Would you set down every line of the data below exactly as it reads?

*** Begin section ***

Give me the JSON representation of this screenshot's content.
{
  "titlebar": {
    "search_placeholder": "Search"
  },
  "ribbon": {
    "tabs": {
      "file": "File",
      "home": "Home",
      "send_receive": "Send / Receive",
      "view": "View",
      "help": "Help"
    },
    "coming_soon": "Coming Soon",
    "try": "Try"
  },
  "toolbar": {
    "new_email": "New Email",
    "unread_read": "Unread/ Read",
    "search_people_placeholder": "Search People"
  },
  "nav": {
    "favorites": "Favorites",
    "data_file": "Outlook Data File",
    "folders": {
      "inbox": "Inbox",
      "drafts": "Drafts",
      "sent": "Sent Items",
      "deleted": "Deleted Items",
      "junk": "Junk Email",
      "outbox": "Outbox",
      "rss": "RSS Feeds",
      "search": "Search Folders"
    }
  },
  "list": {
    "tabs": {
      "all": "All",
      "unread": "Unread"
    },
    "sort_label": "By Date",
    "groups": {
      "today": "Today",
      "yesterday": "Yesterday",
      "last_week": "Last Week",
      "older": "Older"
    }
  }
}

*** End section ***

• **Response**
Give me the JSON representation of this screenshot's content.
{
  "titlebar": {
    "search_placeholder": "Search"
  },
  "ribbon": {
    "tabs": {
      "file": "File",
      "home": "Home",
      "send_receive": "Send / Receive",
      "view": "View",
      "help": "Help"
    },
    "coming_soon": "Coming Soon",
    "try": "Try"
  },
  "toolbar": {
    "new_email": "New Email",
    "unread_read": "Unread/ Read",
    "search_people_placeholder": "Search People"
  },
  "nav": {
    "favorites": "Favorites",
    "data_file": "Outlook Data File",
    "folders": {
      "inbox": "Inbox",
      "drafts": "Drafts",
      "sent": "Sent Items",
      "deleted": "Deleted Items",
      "junk": "Junk Email",
      "outbox": "Outbox",
      "rss": "RSS Feeds",
      "search": "Search Folders"
    }
  },
  "list": {
    "tabs": {
      "all": "All",
      "unread": "Unread"
    },
    "sort_label": "By Date",
    "groups": {
      "today": "Today",
      "yesterday": "Yesterday",
      "last_week": "Last Week",
      "older": "Older"
    }
  }
}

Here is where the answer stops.